EXERCISE DETAILS> Nothing may be added, dropped, or altered; restate the listing word for word.
*** GIVEN DATA ***
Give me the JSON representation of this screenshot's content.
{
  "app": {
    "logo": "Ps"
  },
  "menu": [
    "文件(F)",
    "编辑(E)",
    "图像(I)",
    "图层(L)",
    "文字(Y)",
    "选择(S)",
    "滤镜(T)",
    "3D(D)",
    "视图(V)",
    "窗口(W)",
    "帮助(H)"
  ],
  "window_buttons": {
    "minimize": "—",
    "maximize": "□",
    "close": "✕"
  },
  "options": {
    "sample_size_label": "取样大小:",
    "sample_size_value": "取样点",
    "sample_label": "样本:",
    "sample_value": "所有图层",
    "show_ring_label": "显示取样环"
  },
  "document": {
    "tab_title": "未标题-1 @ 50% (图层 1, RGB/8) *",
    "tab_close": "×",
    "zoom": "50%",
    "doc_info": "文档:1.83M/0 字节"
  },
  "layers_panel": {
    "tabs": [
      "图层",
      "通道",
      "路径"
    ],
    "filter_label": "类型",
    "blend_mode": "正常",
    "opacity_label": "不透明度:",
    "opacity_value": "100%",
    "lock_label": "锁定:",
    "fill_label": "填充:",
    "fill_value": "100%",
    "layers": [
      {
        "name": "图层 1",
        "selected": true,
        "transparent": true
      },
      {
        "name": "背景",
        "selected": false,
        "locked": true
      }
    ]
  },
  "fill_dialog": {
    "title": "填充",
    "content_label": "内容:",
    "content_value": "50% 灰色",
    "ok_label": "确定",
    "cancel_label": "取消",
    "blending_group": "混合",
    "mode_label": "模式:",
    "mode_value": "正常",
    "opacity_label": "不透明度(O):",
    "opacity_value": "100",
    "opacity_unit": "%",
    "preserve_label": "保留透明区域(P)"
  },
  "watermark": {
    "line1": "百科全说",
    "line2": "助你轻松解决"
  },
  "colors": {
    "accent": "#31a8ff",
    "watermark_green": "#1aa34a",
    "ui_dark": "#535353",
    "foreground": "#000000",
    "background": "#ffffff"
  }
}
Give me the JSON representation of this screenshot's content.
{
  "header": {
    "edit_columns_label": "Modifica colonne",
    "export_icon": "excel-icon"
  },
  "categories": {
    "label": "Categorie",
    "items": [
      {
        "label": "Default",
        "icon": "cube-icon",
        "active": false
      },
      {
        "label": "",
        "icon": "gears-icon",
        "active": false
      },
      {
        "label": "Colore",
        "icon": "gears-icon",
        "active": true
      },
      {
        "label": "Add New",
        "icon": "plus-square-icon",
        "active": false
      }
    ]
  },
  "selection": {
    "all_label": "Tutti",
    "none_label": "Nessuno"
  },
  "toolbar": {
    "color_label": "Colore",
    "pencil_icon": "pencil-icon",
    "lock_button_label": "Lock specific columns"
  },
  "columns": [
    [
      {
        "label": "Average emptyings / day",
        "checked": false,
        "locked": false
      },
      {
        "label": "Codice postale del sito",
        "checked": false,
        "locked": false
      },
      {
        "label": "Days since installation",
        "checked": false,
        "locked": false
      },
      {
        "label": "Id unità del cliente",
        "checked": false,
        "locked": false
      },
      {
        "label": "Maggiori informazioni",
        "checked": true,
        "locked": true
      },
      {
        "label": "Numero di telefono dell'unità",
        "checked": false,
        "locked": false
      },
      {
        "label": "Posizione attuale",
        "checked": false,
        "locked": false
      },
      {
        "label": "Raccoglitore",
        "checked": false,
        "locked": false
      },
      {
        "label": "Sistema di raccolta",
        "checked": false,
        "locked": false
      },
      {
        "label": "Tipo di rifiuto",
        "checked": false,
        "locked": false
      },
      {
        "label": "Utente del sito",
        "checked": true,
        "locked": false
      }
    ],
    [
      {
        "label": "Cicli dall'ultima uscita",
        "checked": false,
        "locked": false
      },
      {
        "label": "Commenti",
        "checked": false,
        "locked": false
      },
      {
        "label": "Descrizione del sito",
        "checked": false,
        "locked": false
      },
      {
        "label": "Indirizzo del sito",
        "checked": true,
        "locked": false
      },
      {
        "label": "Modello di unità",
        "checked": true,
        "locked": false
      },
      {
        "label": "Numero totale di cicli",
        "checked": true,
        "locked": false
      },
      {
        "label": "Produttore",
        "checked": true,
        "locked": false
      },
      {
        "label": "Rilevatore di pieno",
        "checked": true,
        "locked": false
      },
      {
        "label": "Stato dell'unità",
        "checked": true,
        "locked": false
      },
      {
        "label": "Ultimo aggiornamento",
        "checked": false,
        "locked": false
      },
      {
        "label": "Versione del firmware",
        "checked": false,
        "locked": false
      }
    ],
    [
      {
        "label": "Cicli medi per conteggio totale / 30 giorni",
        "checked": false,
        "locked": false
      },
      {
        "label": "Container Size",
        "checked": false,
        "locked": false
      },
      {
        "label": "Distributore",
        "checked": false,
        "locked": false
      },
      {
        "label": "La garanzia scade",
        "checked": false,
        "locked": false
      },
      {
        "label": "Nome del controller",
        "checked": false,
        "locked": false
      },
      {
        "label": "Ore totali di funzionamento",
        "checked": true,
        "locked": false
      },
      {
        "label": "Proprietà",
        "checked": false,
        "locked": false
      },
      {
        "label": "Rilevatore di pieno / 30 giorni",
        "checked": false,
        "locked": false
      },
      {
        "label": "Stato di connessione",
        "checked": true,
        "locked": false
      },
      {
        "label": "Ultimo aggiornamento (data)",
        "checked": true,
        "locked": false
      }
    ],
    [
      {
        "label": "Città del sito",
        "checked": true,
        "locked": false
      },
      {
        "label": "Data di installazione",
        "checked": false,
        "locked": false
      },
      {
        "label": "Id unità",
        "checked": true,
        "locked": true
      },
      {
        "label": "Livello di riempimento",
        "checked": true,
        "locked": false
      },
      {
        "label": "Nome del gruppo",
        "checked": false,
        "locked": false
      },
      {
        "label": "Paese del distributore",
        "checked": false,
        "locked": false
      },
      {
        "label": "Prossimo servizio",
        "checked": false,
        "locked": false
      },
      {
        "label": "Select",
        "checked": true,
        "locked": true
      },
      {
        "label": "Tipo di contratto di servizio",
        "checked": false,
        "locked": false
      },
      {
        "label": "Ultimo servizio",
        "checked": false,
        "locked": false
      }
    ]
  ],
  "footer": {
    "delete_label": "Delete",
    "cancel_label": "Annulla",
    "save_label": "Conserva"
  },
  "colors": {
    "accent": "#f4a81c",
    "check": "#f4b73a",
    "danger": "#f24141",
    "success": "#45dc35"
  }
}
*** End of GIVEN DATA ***
OUTPUT FOR THIS TASK>
Give me the JSON representation of this screenshot's content.
{
  "app": {
    "logo": "Ps"
  },
  "menu": [
    "文件(F)",
    "编辑(E)",
    "图像(I)",
    "图层(L)",
    "文字(Y)",
    "选择(S)",
    "滤镜(T)",
    "3D(D)",
    "视图(V)",
    "窗口(W)",
    "帮助(H)"
  ],
  "window_buttons": {
    "minimize": "—",
    "maximize": "□",
    "close": "✕"
  },
  "options": {
    "sample_size_label": "取样大小:",
    "sample_size_value": "取样点",
    "sample_label": "样本:",
    "sample_value": "所有图层",
    "show_ring_label": "显示取样环"
  },
  "document": {
    "tab_title": "未标题-1 @ 50% (图层 1, RGB/8) *",
    "tab_close": "×",
    "zoom": "50%",
    "doc_info": "文档:1.83M/0 字节"
  },
  "layers_panel": {
    "tabs": [
      "图层",
      "通道",
      "路径"
    ],
    "filter_label": "类型",
    "blend_mode": "正常",
    "opacity_label": "不透明度:",
    "opacity_value": "100%",
    "lock_label": "锁定:",
    "fill_label": "填充:",
    "fill_value": "100%",
    "layers": [
      {
        "name": "图层 1",
        "selected": true,
        "transparent": true
      },
      {
        "name": "背景",
        "selected": false,
        "locked": true
      }
    ]
  },
  "fill_dialog": {
    "title": "填充",
    "content_label": "内容:",
    "content_value": "50% 灰色",
    "ok_label": "确定",
    "cancel_label": "取消",
    "blending_group": "混合",
    "mode_label": "模式:",
    "mode_value": "正常",
    "opacity_label": "不透明度(O):",
    "opacity_value": "100",
    "opacity_unit": "%",
    "preserve_label": "保留透明区域(P)"
  },
  "watermark": {
    "line1": "百科全说",
    "line2": "助你轻松解决"
  },
  "colors": {
    "accent": "#31a8ff",
    "watermark_green": "#1aa34a",
    "ui_dark": "#535353",
    "foreground": "#000000",
    "background": "#ffffff"
  }
}
Give me the JSON representation of this screenshot's content.
{
  "header": {
    "edit_columns_label": "Modifica colonne",
    "export_icon": "excel-icon"
  },
  "categories": {
    "label": "Categorie",
    "items": [
      {
        "label": "Default",
        "icon": "cube-icon",
        "active": false
      },
      {
        "label": "",
        "icon": "gears-icon",
        "active": false
      },
      {
        "label": "Colore",
        "icon": "gears-icon",
        "active": true
      },
      {
        "label": "Add New",
        "icon": "plus-square-icon",
        "active": false
      }
    ]
  },
  "selection": {
    "all_label": "Tutti",
    "none_label": "Nessuno"
  },
  "toolbar": {
    "color_label": "Colore",
    "pencil_icon": "pencil-icon",
    "lock_button_label": "Lock specific columns"
  },
  "columns": [
    [
      {
        "label": "Average emptyings / day",
        "checked": false,
        "locked": false
      },
      {
        "label": "Codice postale del sito",
        "checked": false,
        "locked": false
      },
      {
        "label": "Days since installation",
        "checked": false,
        "locked": false
      },
      {
        "label": "Id unità del cliente",
        "checked": false,
        "locked": false
      },
      {
        "label": "Maggiori informazioni",
        "checked": true,
        "locked": true
      },
      {
        "label": "Numero di telefono dell'unità",
        "checked": false,
        "locked": false
      },
      {
        "label": "Posizione attuale",
        "checked": false,
        "locked": false
      },
      {
        "label": "Raccoglitore",
        "checked": false,
        "locked": false
      },
      {
        "label": "Sistema di raccolta",
        "checked": false,
        "locked": false
      },
      {
        "label": "Tipo di rifiuto",
        "checked": false,
        "locked": false
      },
      {
        "label": "Utente del sito",
        "checked": true,
        "locked": false
      }
    ],
    [
      {
        "label": "Cicli dall'ultima uscita",
        "checked": false,
        "locked": false
      },
      {
        "label": "Commenti",
        "checked": false,
        "locked": false
      },
      {
        "label": "Descrizione del sito",
        "checked": false,
        "locked": false
      },
      {
        "label": "Indirizzo del sito",
        "checked": true,
        "locked": false
      },
      {
        "label": "Modello di unità",
        "checked": true,
        "locked": false
      },
      {
        "label": "Numero totale di cicli",
        "checked": true,
        "locked": false
      },
      {
        "label": "Produttore",
        "checked": true,
        "locked": false
      },
      {
        "label": "Rilevatore di pieno",
        "checked": true,
        "locked": false
      },
      {
        "label": "Stato dell'unità",
        "checked": true,
        "locked": false
      },
      {
        "label": "Ultimo aggiornamento",
        "checked": false,
        "locked": false
      },
      {
        "label": "Versione del firmware",
        "checked": false,
        "locked": false
      }
    ],
    [
      {
        "label": "Cicli medi per conteggio totale / 30 giorni",
        "checked": false,
        "locked": false
      },
      {
        "label": "Container Size",
        "checked": false,
        "locked": false
      },
      {
        "label": "Distributore",
        "checked": false,
        "locked": false
      },
      {
        "label": "La garanzia scade",
        "checked": false,
        "locked": false
      },
      {
        "label": "Nome del controller",
        "checked": false,
        "locked": false
      },
      {
        "label": "Ore totali di funzionamento",
        "checked": true,
        "locked": false
      },
      {
        "label": "Proprietà",
        "checked": false,
        "locked": false
      },
      {
        "label": "Rilevatore di pieno / 30 giorni",
        "checked": false,
        "locked": false
      },
      {
        "label": "Stato di connessione",
        "checked": true,
        "locked": false
      },
      {
        "label": "Ultimo aggiornamento (data)",
        "checked": true,
        "locked": false
      }
    ],
    [
      {
        "label": "Città del sito",
        "checked": true,
        "locked": false
      },
      {
        "label": "Data di installazione",
        "checked": false,
        "locked": false
      },
      {
        "label": "Id unità",
        "checked": true,
        "locked": true
      },
      {
        "label": "Livello di riempimento",
        "checked": true,
        "locked": false
      },
      {
        "label": "Nome del gruppo",
        "checked": false,
        "locked": false
      },
      {
        "label": "Paese del distributore",
        "checked": false,
        "locked": false
      },
      {
        "label": "Prossimo servizio",
        "checked": false,
        "locked": false
      },
      {
        "label": "Select",
        "checked": true,
        "locked": true
      },
      {
        "label": "Tipo di contratto di servizio",
        "checked": false,
        "locked": false
      },
      {
        "label": "Ultimo servizio",
        "checked": false,
        "locked": false
      }
    ]
  ],
  "footer": {
    "delete_label": "Delete",
    "cancel_label": "Annulla",
    "save_label": "Conserva"
  },
  "colors": {
    "accent": "#f4a81c",
    "check": "#f4b73a",
    "danger": "#f24141",
    "success": "#45dc35"
  }
}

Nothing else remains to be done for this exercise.